Work required => From the listing below, pick out each line with the word "Vehicle".

Data for review =>
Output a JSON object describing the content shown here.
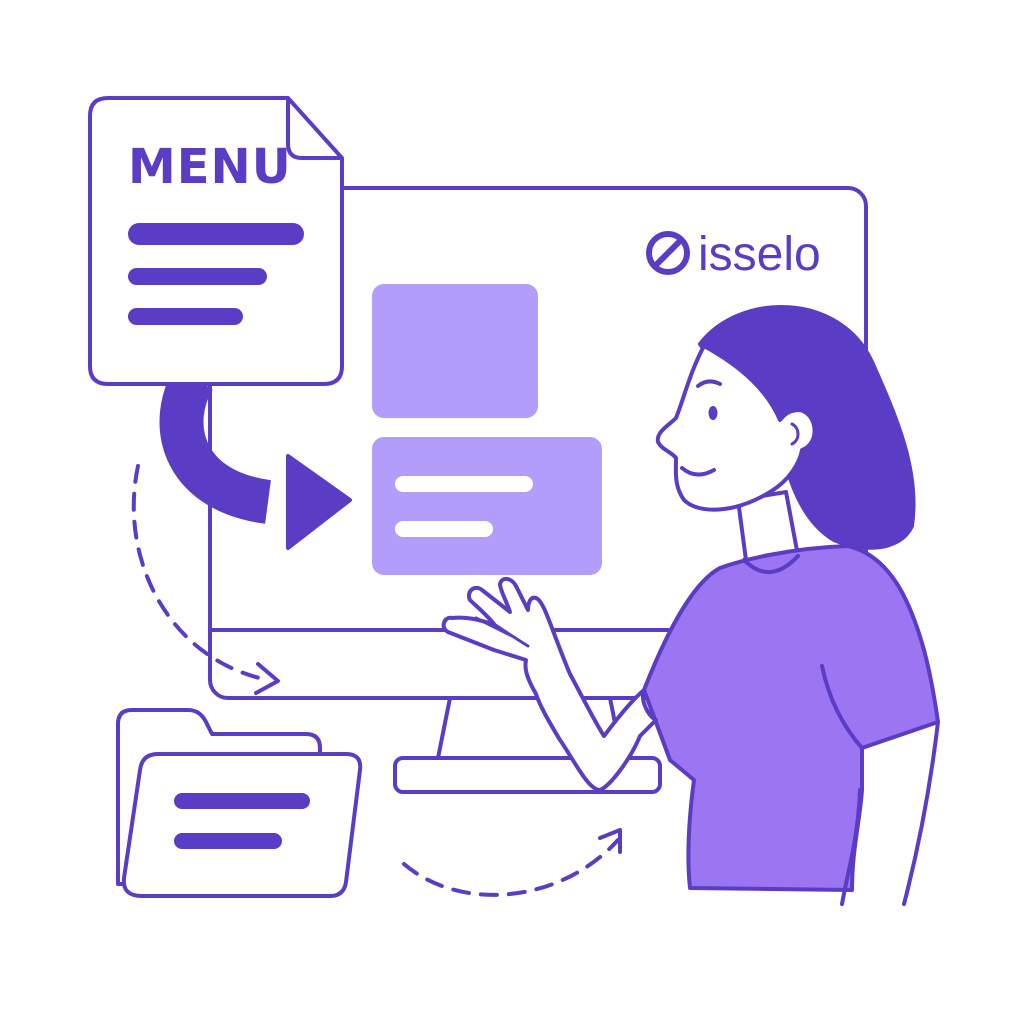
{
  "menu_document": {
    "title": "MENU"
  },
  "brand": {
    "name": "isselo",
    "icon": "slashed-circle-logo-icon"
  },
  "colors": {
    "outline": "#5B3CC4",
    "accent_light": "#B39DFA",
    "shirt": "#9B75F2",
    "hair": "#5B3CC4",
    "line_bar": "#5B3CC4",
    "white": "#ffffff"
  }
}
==
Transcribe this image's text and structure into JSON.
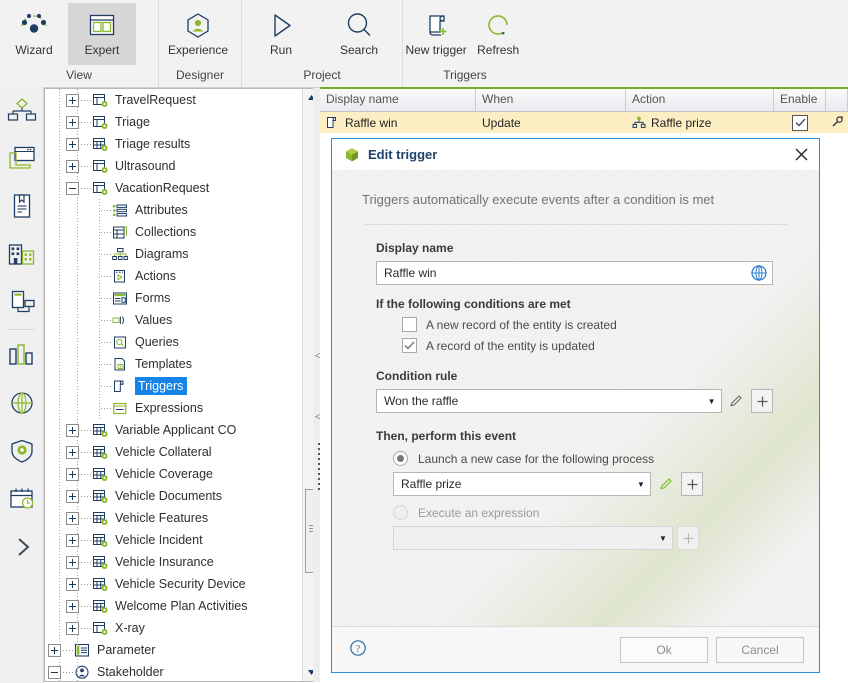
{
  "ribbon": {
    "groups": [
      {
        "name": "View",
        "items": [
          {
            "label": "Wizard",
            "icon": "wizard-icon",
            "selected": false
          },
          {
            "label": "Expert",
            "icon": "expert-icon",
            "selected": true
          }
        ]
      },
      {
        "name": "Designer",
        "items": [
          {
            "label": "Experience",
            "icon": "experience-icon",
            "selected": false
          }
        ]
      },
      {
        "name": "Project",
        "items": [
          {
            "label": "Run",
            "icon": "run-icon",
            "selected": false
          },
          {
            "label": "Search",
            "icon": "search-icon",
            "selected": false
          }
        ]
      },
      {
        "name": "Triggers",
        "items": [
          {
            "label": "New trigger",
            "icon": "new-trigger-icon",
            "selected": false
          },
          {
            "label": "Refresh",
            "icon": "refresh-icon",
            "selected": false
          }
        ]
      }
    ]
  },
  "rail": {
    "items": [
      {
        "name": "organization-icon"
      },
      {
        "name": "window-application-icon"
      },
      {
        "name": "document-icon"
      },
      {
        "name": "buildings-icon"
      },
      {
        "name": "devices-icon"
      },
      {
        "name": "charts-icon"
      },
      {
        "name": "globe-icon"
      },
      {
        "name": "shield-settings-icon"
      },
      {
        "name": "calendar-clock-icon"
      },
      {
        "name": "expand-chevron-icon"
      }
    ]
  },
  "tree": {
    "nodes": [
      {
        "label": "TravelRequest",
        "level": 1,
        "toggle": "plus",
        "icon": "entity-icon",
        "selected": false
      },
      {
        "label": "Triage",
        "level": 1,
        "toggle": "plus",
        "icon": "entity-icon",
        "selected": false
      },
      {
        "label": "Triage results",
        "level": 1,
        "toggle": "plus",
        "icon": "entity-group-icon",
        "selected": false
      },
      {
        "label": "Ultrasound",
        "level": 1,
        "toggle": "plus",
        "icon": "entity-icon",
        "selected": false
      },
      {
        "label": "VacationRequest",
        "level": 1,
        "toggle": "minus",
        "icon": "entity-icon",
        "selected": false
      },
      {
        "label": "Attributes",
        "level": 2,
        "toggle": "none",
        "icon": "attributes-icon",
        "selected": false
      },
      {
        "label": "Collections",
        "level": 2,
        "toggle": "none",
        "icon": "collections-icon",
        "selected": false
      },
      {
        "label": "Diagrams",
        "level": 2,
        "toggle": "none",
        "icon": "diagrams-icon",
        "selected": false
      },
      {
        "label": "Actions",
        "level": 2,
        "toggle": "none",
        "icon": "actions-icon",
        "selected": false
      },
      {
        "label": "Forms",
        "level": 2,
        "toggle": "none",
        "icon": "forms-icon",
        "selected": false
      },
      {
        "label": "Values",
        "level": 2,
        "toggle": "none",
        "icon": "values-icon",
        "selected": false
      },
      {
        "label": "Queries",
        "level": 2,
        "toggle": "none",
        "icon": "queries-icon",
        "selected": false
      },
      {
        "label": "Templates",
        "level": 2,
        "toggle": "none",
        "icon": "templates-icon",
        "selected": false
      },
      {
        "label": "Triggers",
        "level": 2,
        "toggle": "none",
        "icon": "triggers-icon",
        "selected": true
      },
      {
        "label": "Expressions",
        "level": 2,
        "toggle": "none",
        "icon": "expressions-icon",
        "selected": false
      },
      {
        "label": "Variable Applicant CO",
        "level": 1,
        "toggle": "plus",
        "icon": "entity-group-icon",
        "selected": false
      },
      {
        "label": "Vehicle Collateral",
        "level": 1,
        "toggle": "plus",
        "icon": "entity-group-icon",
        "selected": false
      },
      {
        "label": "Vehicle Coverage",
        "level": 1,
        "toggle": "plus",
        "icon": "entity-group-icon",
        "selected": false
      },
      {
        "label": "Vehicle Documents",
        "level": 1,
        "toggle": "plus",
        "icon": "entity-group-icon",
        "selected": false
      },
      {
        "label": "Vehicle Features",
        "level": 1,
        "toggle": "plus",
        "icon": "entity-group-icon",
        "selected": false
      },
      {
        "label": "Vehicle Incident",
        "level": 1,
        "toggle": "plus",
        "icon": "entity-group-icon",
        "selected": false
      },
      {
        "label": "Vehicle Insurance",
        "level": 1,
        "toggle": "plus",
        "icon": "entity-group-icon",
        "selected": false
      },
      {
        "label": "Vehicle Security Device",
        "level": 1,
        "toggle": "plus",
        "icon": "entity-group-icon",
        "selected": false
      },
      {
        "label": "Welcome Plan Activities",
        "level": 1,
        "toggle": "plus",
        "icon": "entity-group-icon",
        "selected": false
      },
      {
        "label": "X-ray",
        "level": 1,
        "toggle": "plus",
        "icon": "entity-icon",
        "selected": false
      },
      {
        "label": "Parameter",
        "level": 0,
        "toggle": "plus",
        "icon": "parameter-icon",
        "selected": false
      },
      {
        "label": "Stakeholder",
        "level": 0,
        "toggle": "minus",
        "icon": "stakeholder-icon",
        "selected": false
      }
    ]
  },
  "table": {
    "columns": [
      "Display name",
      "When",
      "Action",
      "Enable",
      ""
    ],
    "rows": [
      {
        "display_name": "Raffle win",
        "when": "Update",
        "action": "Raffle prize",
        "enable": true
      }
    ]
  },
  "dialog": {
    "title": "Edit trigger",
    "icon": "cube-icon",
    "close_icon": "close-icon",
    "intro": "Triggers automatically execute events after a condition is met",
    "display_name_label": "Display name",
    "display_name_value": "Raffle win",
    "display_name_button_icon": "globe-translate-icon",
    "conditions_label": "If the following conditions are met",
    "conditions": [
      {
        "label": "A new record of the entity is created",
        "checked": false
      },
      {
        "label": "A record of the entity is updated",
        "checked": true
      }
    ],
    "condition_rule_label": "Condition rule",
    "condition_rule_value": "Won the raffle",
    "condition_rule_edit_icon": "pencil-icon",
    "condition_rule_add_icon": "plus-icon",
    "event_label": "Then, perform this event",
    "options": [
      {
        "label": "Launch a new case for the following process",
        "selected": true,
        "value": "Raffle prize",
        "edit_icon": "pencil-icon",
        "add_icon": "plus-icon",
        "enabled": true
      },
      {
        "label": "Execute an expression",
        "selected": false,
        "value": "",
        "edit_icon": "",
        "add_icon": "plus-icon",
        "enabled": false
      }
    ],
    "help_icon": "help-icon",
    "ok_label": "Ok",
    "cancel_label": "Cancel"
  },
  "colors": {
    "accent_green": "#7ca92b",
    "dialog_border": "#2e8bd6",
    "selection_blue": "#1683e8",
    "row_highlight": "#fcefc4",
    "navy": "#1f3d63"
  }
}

Response =>
        "label": "Vehicle Collateral",
        "label": "Vehicle Coverage",
        "label": "Vehicle Documents",
        "label": "Vehicle Features",
        "label": "Vehicle Incident",
        "label": "Vehicle Insurance",
        "label": "Vehicle Security Device",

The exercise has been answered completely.